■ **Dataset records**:
+-------+
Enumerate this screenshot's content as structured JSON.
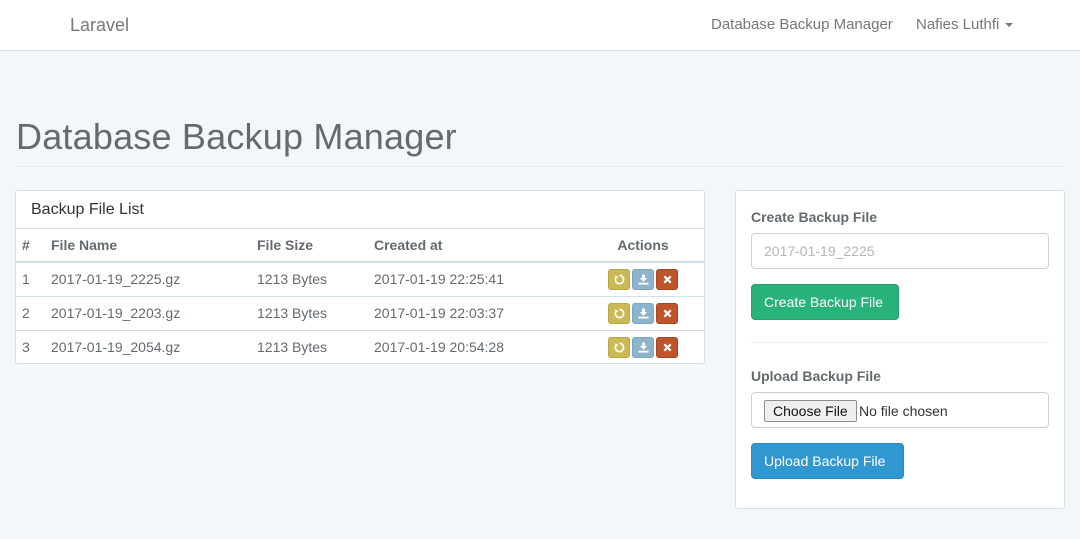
{
  "navbar": {
    "brand": "Laravel",
    "link_backup": "Database Backup Manager",
    "user_name": "Nafies Luthfi"
  },
  "page": {
    "title": "Database Backup Manager"
  },
  "backup_list": {
    "heading": "Backup File List",
    "columns": {
      "num": "#",
      "file_name": "File Name",
      "file_size": "File Size",
      "created_at": "Created at",
      "actions": "Actions"
    },
    "rows": [
      {
        "num": "1",
        "file_name": "2017-01-19_2225.gz",
        "file_size": "1213 Bytes",
        "created_at": "2017-01-19 22:25:41"
      },
      {
        "num": "2",
        "file_name": "2017-01-19_2203.gz",
        "file_size": "1213 Bytes",
        "created_at": "2017-01-19 22:03:37"
      },
      {
        "num": "3",
        "file_name": "2017-01-19_2054.gz",
        "file_size": "1213 Bytes",
        "created_at": "2017-01-19 20:54:28"
      }
    ],
    "action_icons": [
      "refresh-icon",
      "download-icon",
      "close-icon"
    ]
  },
  "create_form": {
    "label": "Create Backup File",
    "input_placeholder": "2017-01-19_2225",
    "input_value": "",
    "button_label": "Create Backup File"
  },
  "upload_form": {
    "label": "Upload Backup File",
    "choose_label": "Choose File",
    "no_file_text": "No file chosen",
    "button_label": "Upload Backup File"
  },
  "colors": {
    "restore": "#cbb956",
    "download": "#8eb4cb",
    "delete": "#bf5329",
    "create_button": "#2ab27b",
    "upload_button": "#3097d1"
  }
}
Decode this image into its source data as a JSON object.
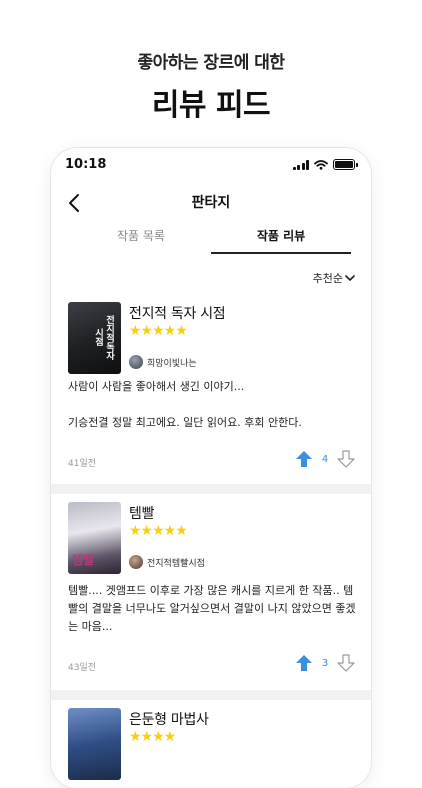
{
  "promo": {
    "subtitle": "좋아하는 장르에 대한",
    "title": "리뷰 피드"
  },
  "status_bar": {
    "time": "10:18"
  },
  "nav": {
    "title": "판타지"
  },
  "tabs": [
    {
      "label": "작품 목록",
      "active": false
    },
    {
      "label": "작품 리뷰",
      "active": true
    }
  ],
  "sort": {
    "label": "추천순"
  },
  "reviews": [
    {
      "title": "전지적 독자 시점",
      "cover_text": "전지적독자시점",
      "rating": 5,
      "stars": "★★★★★",
      "author": "희망이빛나는",
      "lines": [
        "사람이 사람을 좋아해서 생긴 이야기..."
      ],
      "body": "기승전결 정말 최고에요. 일단 읽어요. 후회 안한다.",
      "date": "41일전",
      "votes": "4"
    },
    {
      "title": "템빨",
      "cover_text": "템빨",
      "rating": 5,
      "stars": "★★★★★",
      "author": "전지적템빨시점",
      "body": "템빨.... 겟앰프드 이후로 가장 많은 캐시를 지르게 한 작품.. 템빨의 결말을 너무나도 알거싶으면서 결말이 나지 않았으면 좋겠는 마음...",
      "date": "43일전",
      "votes": "3"
    },
    {
      "title": "은둔형 마법사",
      "rating": 4,
      "stars": "★★★★"
    }
  ],
  "colors": {
    "accent": "#3a8fe0",
    "star": "#f6d012",
    "background": "#f1f1f3"
  },
  "icons": {
    "back": "chevron-left-icon",
    "sort": "chevron-down-icon",
    "upvote": "arrow-up-icon",
    "downvote": "arrow-down-icon"
  }
}
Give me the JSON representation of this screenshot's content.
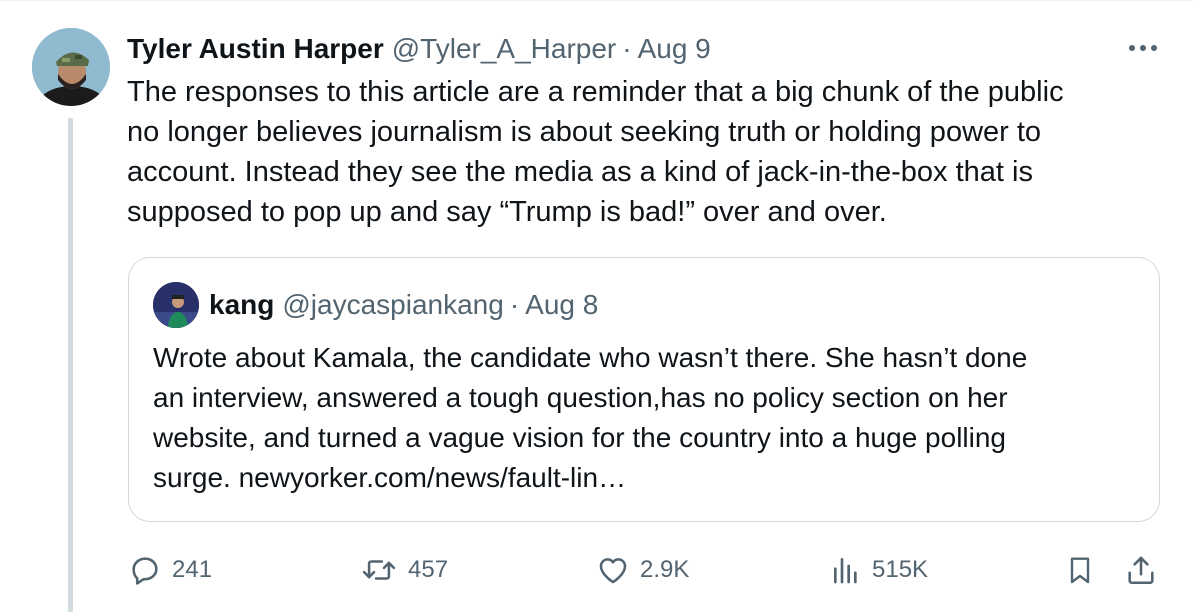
{
  "tweet": {
    "author_name": "Tyler Austin Harper",
    "author_handle": "@Tyler_A_Harper",
    "separator": "·",
    "date": "Aug 9",
    "text_lines": [
      "The responses to this article are a reminder that a big chunk of the public",
      "no longer believes journalism is about seeking truth or holding power to",
      "account. Instead they see the media as a kind of jack-in-the-box that is",
      "supposed to pop up and say “Trump is bad!” over and over."
    ]
  },
  "quote": {
    "author_name": "kang",
    "author_handle": "@jaycaspiankang",
    "separator": "·",
    "date": "Aug 8",
    "text_lines": [
      "Wrote about Kamala, the candidate who wasn’t there. She hasn’t done",
      "an interview, answered a tough question,has no policy section on her",
      "website, and turned a vague vision for the country into a huge polling",
      "surge. newyorker.com/news/fault-lin…"
    ]
  },
  "actions": {
    "replies": "241",
    "reposts": "457",
    "likes": "2.9K",
    "views": "515K"
  },
  "icons": {
    "more": "more-icon",
    "reply": "reply-icon",
    "repost": "repost-icon",
    "like": "heart-icon",
    "views": "views-icon",
    "bookmark": "bookmark-icon",
    "share": "share-icon"
  },
  "colors": {
    "text": "#0f1419",
    "secondary": "#536471",
    "border": "#cfd9de"
  }
}
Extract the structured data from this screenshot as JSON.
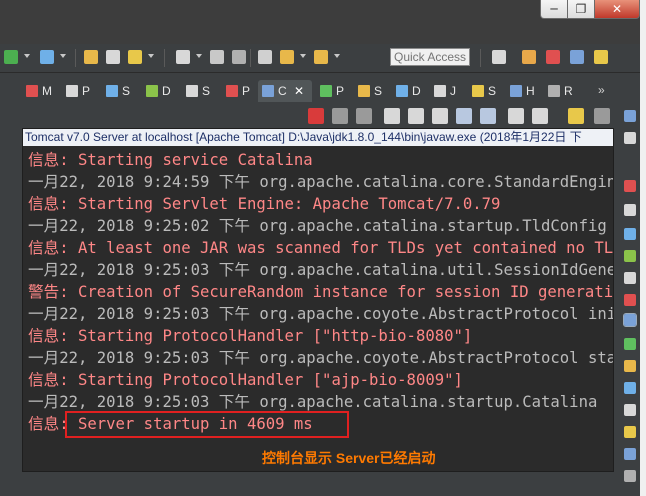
{
  "window": {
    "minimize_glyph": "─",
    "maximize_glyph": "❐",
    "close_glyph": "✕"
  },
  "toolbar": {
    "quick_access_placeholder": "Quick Access"
  },
  "view_tabs": [
    {
      "label": "M",
      "icon": "markers-icon",
      "color": "#e05050"
    },
    {
      "label": "P",
      "icon": "properties-icon",
      "color": "#d8d8d8"
    },
    {
      "label": "S",
      "icon": "servers-icon",
      "color": "#6fb0e8"
    },
    {
      "label": "D",
      "icon": "data-source-icon",
      "color": "#8bc34a"
    },
    {
      "label": "S",
      "icon": "snippets-icon",
      "color": "#d8d8d8"
    },
    {
      "label": "P",
      "icon": "problems-icon",
      "color": "#e05050"
    },
    {
      "label": "C",
      "icon": "console-icon",
      "color": "#7aa2d8",
      "active": true,
      "close_glyph": "✕"
    },
    {
      "label": "P",
      "icon": "progress-icon",
      "color": "#5fbf5f"
    },
    {
      "label": "S",
      "icon": "search-icon",
      "color": "#e8b84a"
    },
    {
      "label": "D",
      "icon": "debug-icon",
      "color": "#6fb0e8"
    },
    {
      "label": "J",
      "icon": "javadoc-icon",
      "color": "#d8d8d8"
    },
    {
      "label": "S",
      "icon": "source-icon",
      "color": "#e8c84a"
    },
    {
      "label": "H",
      "icon": "history-icon",
      "color": "#7aa2d8"
    },
    {
      "label": "R",
      "icon": "remote-icon",
      "color": "#b0b0b0"
    }
  ],
  "tab_overflow": "»",
  "console": {
    "header": "Tomcat v7.0 Server at localhost [Apache Tomcat] D:\\Java\\jdk1.8.0_144\\bin\\javaw.exe (2018年1月22日 下",
    "lines": [
      {
        "text": "信息: Starting service Catalina",
        "kind": "info"
      },
      {
        "text": "一月22, 2018 9:24:59 下午 org.apache.catalina.core.StandardEngine",
        "kind": "plain"
      },
      {
        "text": "信息: Starting Servlet Engine: Apache Tomcat/7.0.79",
        "kind": "info"
      },
      {
        "text": "一月22, 2018 9:25:02 下午 org.apache.catalina.startup.TldConfig",
        "kind": "plain"
      },
      {
        "text": "信息: At least one JAR was scanned for TLDs yet contained no TLDs",
        "kind": "info"
      },
      {
        "text": "一月22, 2018 9:25:03 下午 org.apache.catalina.util.SessionIdGenerator",
        "kind": "plain"
      },
      {
        "text": "警告: Creation of SecureRandom instance for session ID generation",
        "kind": "info"
      },
      {
        "text": "一月22, 2018 9:25:03 下午 org.apache.coyote.AbstractProtocol init",
        "kind": "plain"
      },
      {
        "text": "信息: Starting ProtocolHandler [\"http-bio-8080\"]",
        "kind": "info"
      },
      {
        "text": "一月22, 2018 9:25:03 下午 org.apache.coyote.AbstractProtocol start",
        "kind": "plain"
      },
      {
        "text": "信息: Starting ProtocolHandler [\"ajp-bio-8009\"]",
        "kind": "info"
      },
      {
        "text": "一月22, 2018 9:25:03 下午 org.apache.catalina.startup.Catalina",
        "kind": "plain"
      },
      {
        "text": "信息: Server startup in 4609 ms",
        "kind": "info"
      }
    ]
  },
  "annotation": {
    "caption": "控制台显示 Server已经启动",
    "box_color": "#e02020",
    "caption_color": "#ff7a00"
  },
  "colors": {
    "console_background": "#2b2b2b",
    "info_text": "#ff8787",
    "plain_text": "#bbbbbb",
    "header_text": "#1d2f66"
  }
}
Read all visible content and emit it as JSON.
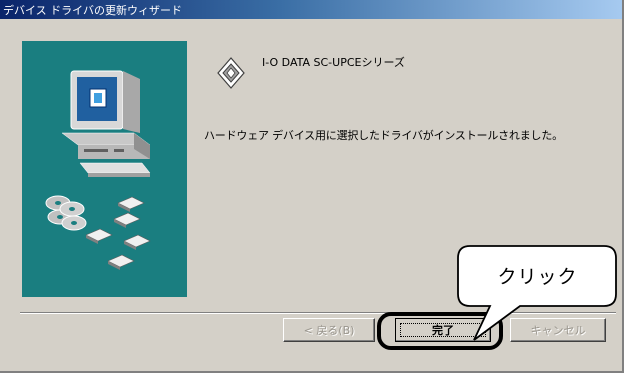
{
  "window": {
    "title": "デバイス ドライバの更新ウィザード"
  },
  "wizard": {
    "product_name": "I-O DATA SC-UPCEシリーズ",
    "message": "ハードウェア デバイス用に選択したドライバがインストールされました。",
    "icons": [
      "wizard-diamond-icon",
      "computer-icon",
      "cd-disc-icon",
      "floppy-disk-icon"
    ]
  },
  "buttons": {
    "back": "< 戻る(B)",
    "finish": "完了",
    "cancel": "キャンセル"
  },
  "annotation": {
    "callout": "クリック"
  },
  "colors": {
    "side_panel": "#1a7e80",
    "titlebar_start": "#0a246a",
    "titlebar_end": "#a6caf0",
    "dialog_face": "#d4d0c8"
  }
}
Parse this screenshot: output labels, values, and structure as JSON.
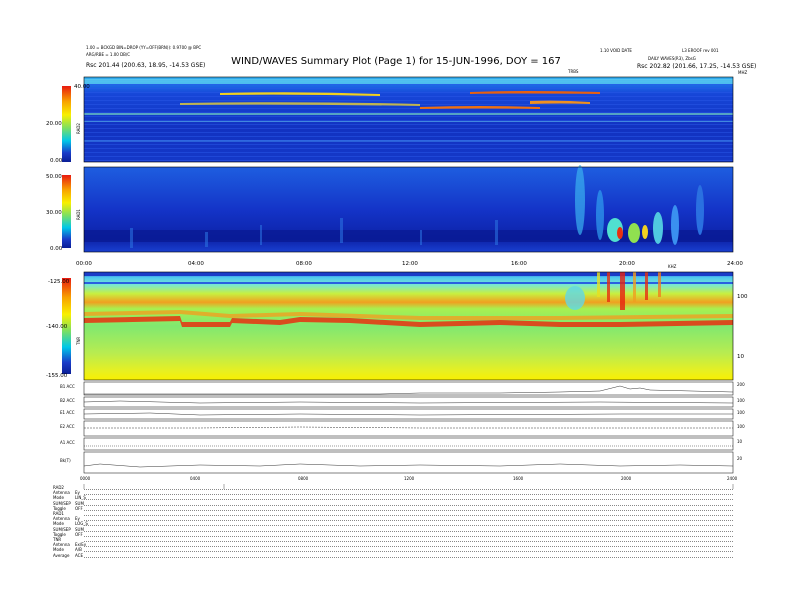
{
  "header": {
    "title": "WIND/WAVES Summary Plot (Page 1) for 15-JUN-1996, DOY = 167",
    "left_line1": "1.00 = BCKGD BIN=DROP (YY=OFF(BRN)): 0.9700 @ BPC",
    "left_line2": "ARG/RBE = 1.00 DB/C",
    "left_line3": "Rsc    201.44 (200.63, 18.95, -14.53 GSE)",
    "right_line1": "1.10 VOID DATE",
    "right_line1b": "L3 EROOF rev 001",
    "right_line2": "DAILY WAVES(R3), ZbsG",
    "right_line3": "Rsc    202.82 (201.66, 17.25, -14.53 GSE)",
    "tnr_unit": "TRBS",
    "mhz_unit": "MHZ"
  },
  "rad2": {
    "label": "RAD2",
    "ticks": [
      "40.00",
      "20.00",
      "0.00"
    ]
  },
  "rad1": {
    "label": "RAD1",
    "ticks": [
      "50.00",
      "30.00",
      "0.00"
    ]
  },
  "time_axis": {
    "ticks": [
      "00:00",
      "04:00",
      "08:00",
      "12:00",
      "16:00",
      "20:00",
      "24:00"
    ],
    "khz_unit": "KHZ"
  },
  "tnr": {
    "label": "TNR",
    "ticks": [
      "-125.00",
      "-140.00",
      "-155.00"
    ],
    "right_ticks": [
      "100",
      "10"
    ]
  },
  "lines": [
    {
      "label": "B1 ACC",
      "right": "200"
    },
    {
      "label": "B2 ACC",
      "right": "100"
    },
    {
      "label": "E1 ACC",
      "right": "100"
    },
    {
      "label": "E2 ACC",
      "right": "100"
    },
    {
      "label": "A1 ACC",
      "right": "10"
    },
    {
      "label": "Bk(T)",
      "right": "20"
    }
  ],
  "bottom_axis": {
    "ticks": [
      "0000",
      "0400",
      "0800",
      "1200",
      "1600",
      "2000",
      "2400"
    ]
  },
  "status": [
    {
      "name": "RAD2",
      "value": ""
    },
    {
      "name": "Antenna",
      "value": "Ey"
    },
    {
      "name": "Mode",
      "value": "LIN_S"
    },
    {
      "name": "SUM/SEP",
      "value": "SUM"
    },
    {
      "name": "Toggle",
      "value": "OFF"
    },
    {
      "name": "RAD1",
      "value": ""
    },
    {
      "name": "Antenna",
      "value": "Ey"
    },
    {
      "name": "Mode",
      "value": "LOG_S"
    },
    {
      "name": "SUM/SEP",
      "value": "SUM"
    },
    {
      "name": "Toggle",
      "value": "OFF"
    },
    {
      "name": "TNR",
      "value": ""
    },
    {
      "name": "Antenna",
      "value": "Ex/Ey"
    },
    {
      "name": "Mode",
      "value": "A/B"
    },
    {
      "name": "Average",
      "value": "ACE"
    }
  ],
  "colors": {
    "deep_blue": "#0a1e96",
    "blue": "#1a3cc8",
    "cyan": "#00c8e8",
    "green": "#7ee060",
    "yellow": "#f8f000",
    "red": "#e81a10"
  },
  "chart_data": [
    {
      "type": "heatmap",
      "name": "RAD2",
      "x_range_hours": [
        0,
        24
      ],
      "ylim": [
        0,
        40
      ],
      "y_ticks": [
        40,
        20,
        0
      ],
      "colorbar_range": [
        0,
        40
      ]
    },
    {
      "type": "heatmap",
      "name": "RAD1",
      "x_range_hours": [
        0,
        24
      ],
      "ylim": [
        0,
        50
      ],
      "y_ticks": [
        50,
        30,
        0
      ],
      "colorbar_range": [
        0,
        50
      ]
    },
    {
      "type": "heatmap",
      "name": "TNR",
      "x_range_hours": [
        0,
        24
      ],
      "colorbar_range": [
        -155,
        -125
      ],
      "y_ticks": [
        -125,
        -140,
        -155
      ],
      "right_axis_ticks_khz": [
        100,
        10
      ]
    },
    {
      "type": "line",
      "name": "line-plots",
      "x_range_hours": [
        0,
        24
      ],
      "panels": [
        "B1 ACC",
        "B2 ACC",
        "E1 ACC",
        "E2 ACC",
        "A1 ACC",
        "Bk(T)"
      ]
    }
  ]
}
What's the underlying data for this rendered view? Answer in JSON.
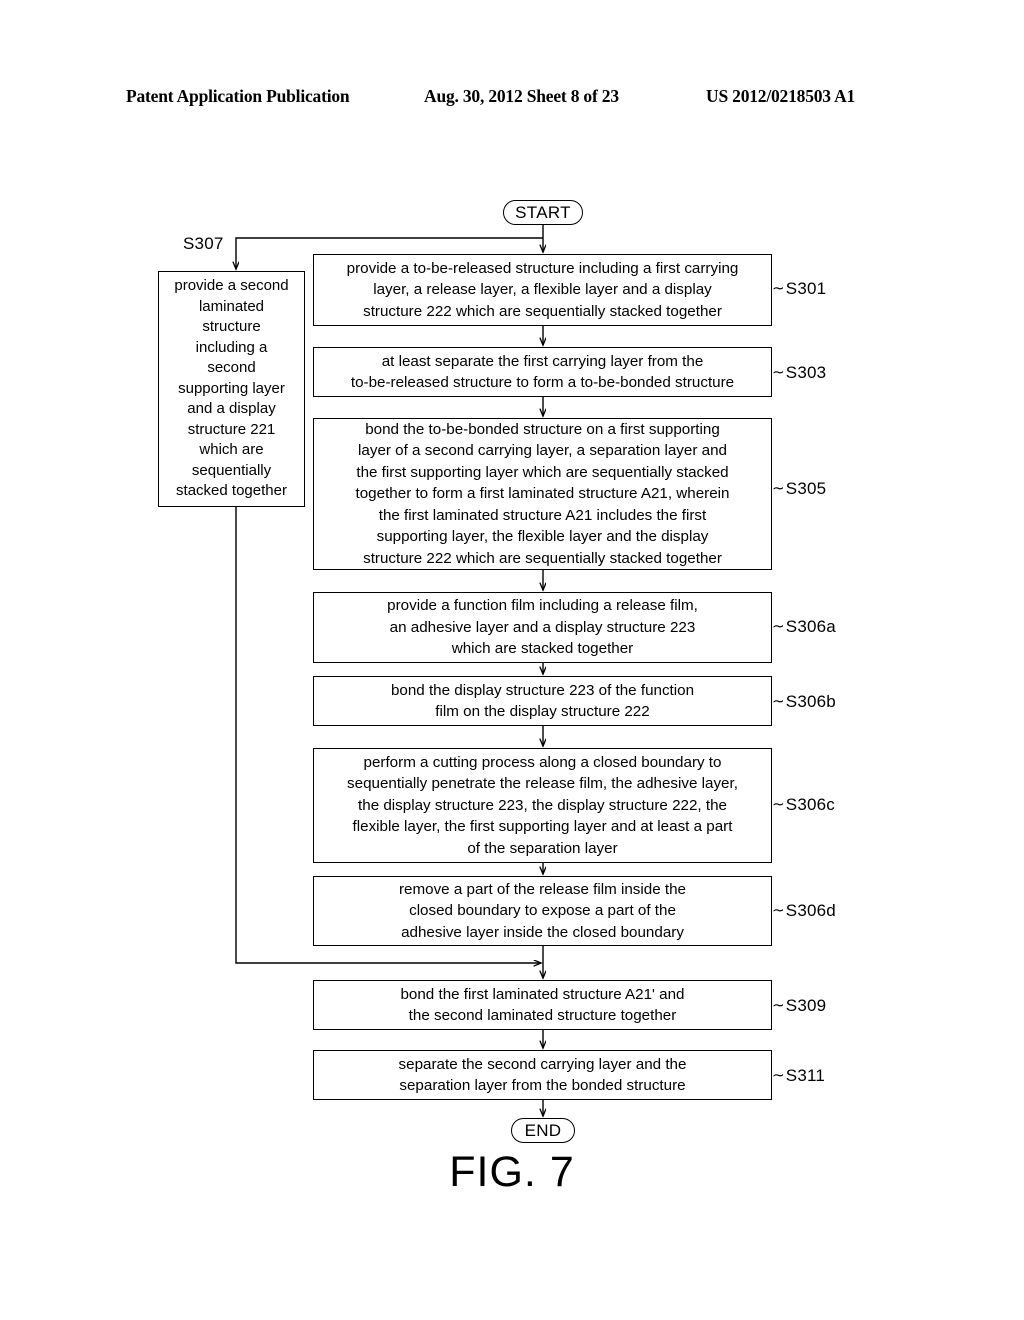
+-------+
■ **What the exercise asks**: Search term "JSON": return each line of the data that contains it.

■ **Reply to the exercise**:
Enumerate this screenshot's content as structured JSON.
Decode this image into its source data as a JSON object.
Give me the JSON representation of this screenshot's content.
Extract the structured data from this screenshot as JSON.
Read all visible content and emit it as JSON.
Parse this screenshot: output labels, values, and structure as JSON.
What's the underlying data for this rendered view? Answer in JSON.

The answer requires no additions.